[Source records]

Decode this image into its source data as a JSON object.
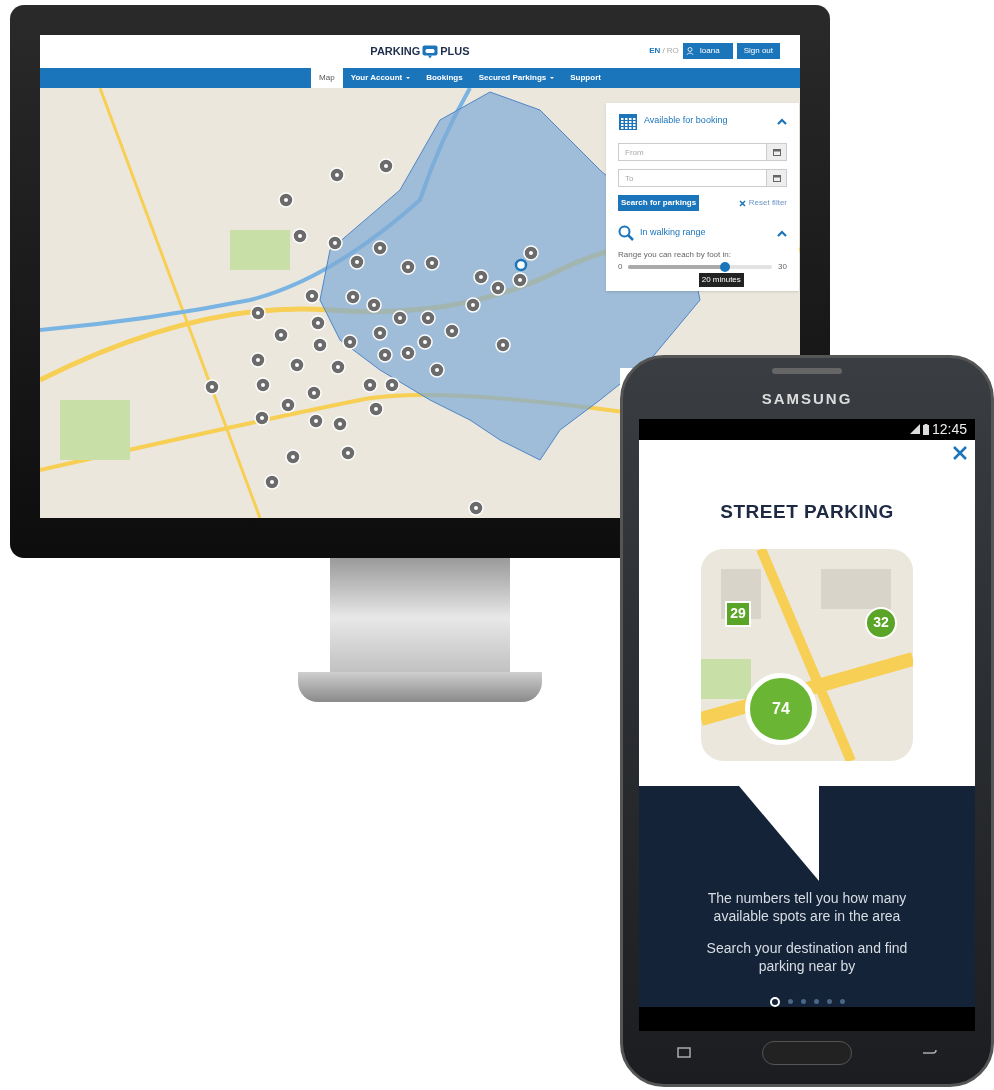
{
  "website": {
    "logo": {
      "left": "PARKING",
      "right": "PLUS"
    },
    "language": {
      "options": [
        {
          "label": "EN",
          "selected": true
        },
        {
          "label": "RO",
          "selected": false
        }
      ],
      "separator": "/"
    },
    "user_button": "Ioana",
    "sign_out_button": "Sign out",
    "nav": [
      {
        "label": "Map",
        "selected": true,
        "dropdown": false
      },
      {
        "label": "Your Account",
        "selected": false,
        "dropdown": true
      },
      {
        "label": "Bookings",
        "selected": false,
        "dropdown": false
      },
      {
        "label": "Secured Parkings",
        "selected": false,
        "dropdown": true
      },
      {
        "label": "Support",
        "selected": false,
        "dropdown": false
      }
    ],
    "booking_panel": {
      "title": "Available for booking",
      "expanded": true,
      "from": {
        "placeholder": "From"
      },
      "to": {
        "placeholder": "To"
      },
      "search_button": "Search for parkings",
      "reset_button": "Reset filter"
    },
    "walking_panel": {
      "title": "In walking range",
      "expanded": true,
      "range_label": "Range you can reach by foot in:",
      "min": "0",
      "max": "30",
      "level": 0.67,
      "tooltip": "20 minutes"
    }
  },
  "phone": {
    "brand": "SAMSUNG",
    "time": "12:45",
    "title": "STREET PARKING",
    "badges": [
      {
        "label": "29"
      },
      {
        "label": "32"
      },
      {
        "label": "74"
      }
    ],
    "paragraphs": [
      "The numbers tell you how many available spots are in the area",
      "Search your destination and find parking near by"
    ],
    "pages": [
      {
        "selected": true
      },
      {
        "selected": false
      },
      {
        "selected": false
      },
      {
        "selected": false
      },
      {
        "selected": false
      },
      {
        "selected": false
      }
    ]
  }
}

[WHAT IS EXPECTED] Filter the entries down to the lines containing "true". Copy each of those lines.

[WRITTEN SOLUTION]
          "selected": true
        "selected": true,
        "dropdown": true
        "dropdown": true
      "expanded": true,
      "expanded": true,
        "selected": true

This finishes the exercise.